[INSTRUCTIONS FOR THE TASK]
Report each line of the records where "label" occurs.

[DATA EXCERPTS]
"""
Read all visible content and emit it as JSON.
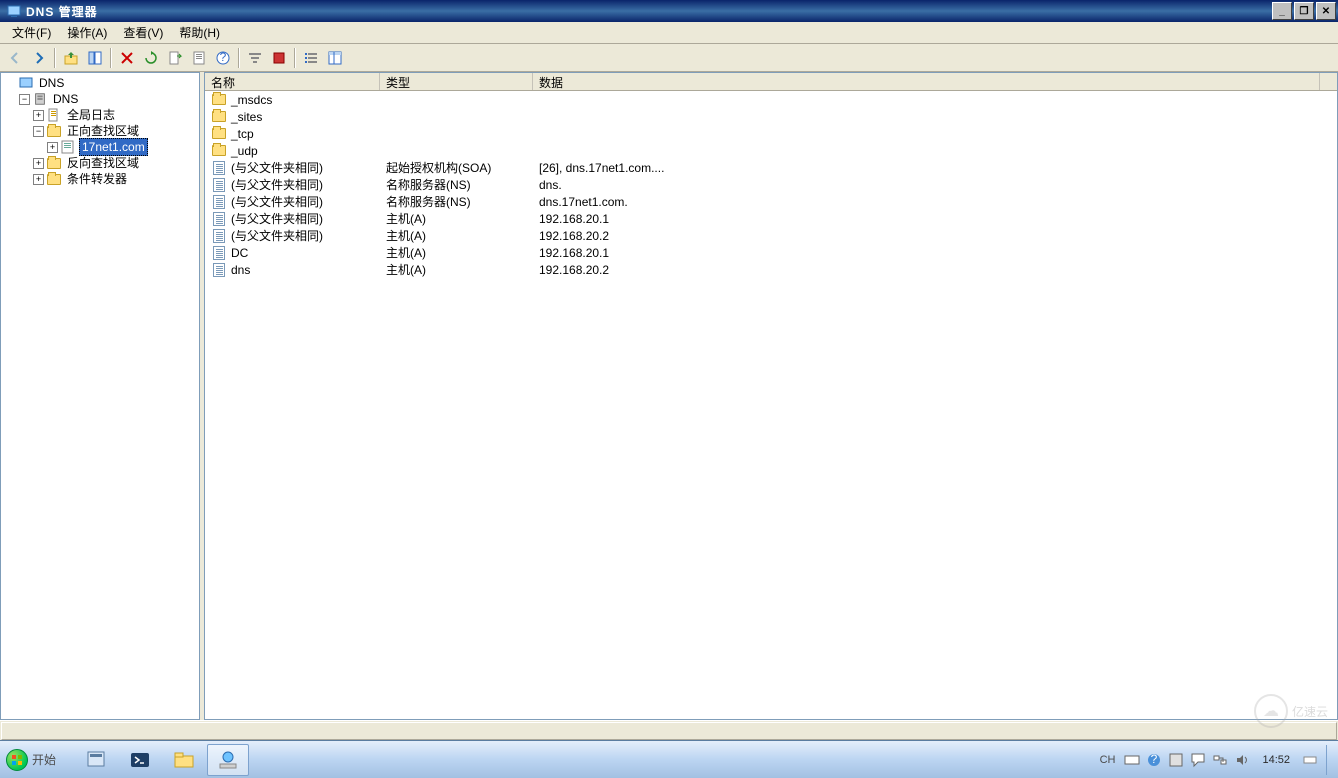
{
  "window": {
    "title": "DNS 管理器"
  },
  "menu": {
    "file": "文件(F)",
    "action": "操作(A)",
    "view": "查看(V)",
    "help": "帮助(H)"
  },
  "toolbar_icons": {
    "back": "back-icon",
    "forward": "forward-icon",
    "up": "up-icon",
    "show": "show-icon",
    "delete": "delete-icon",
    "props": "props-icon",
    "refresh": "refresh-icon",
    "export": "export-icon",
    "help": "help-icon",
    "filter1": "filter-icon",
    "filter2": "stop-icon",
    "list1": "list-icon",
    "list2": "detail-icon"
  },
  "tree": {
    "root": "DNS",
    "server": "DNS",
    "items": [
      {
        "label": "全局日志"
      },
      {
        "label": "正向查找区域",
        "children": [
          {
            "label": "17net1.com",
            "selected": true
          }
        ]
      },
      {
        "label": "反向查找区域"
      },
      {
        "label": "条件转发器"
      }
    ]
  },
  "columns": {
    "name": "名称",
    "type": "类型",
    "data": "数据"
  },
  "records": [
    {
      "icon": "folder",
      "name": "_msdcs",
      "type": "",
      "data": ""
    },
    {
      "icon": "folder",
      "name": "_sites",
      "type": "",
      "data": ""
    },
    {
      "icon": "folder",
      "name": "_tcp",
      "type": "",
      "data": ""
    },
    {
      "icon": "folder",
      "name": "_udp",
      "type": "",
      "data": ""
    },
    {
      "icon": "record",
      "name": "(与父文件夹相同)",
      "type": "起始授权机构(SOA)",
      "data": "[26], dns.17net1.com...."
    },
    {
      "icon": "record",
      "name": "(与父文件夹相同)",
      "type": "名称服务器(NS)",
      "data": "dns."
    },
    {
      "icon": "record",
      "name": "(与父文件夹相同)",
      "type": "名称服务器(NS)",
      "data": "dns.17net1.com."
    },
    {
      "icon": "record",
      "name": "(与父文件夹相同)",
      "type": "主机(A)",
      "data": "192.168.20.1"
    },
    {
      "icon": "record",
      "name": "(与父文件夹相同)",
      "type": "主机(A)",
      "data": "192.168.20.2"
    },
    {
      "icon": "record",
      "name": "DC",
      "type": "主机(A)",
      "data": "192.168.20.1"
    },
    {
      "icon": "record",
      "name": "dns",
      "type": "主机(A)",
      "data": "192.168.20.2"
    }
  ],
  "taskbar": {
    "start": "开始",
    "ime_lang": "CH",
    "time": "14:52"
  },
  "watermark": {
    "text": "亿速云"
  }
}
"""
[RESPONSE BOX]
        "label": "全局日志"
        "label": "正向查找区域",
            "label": "17net1.com",
        "label": "反向查找区域"
        "label": "条件转发器"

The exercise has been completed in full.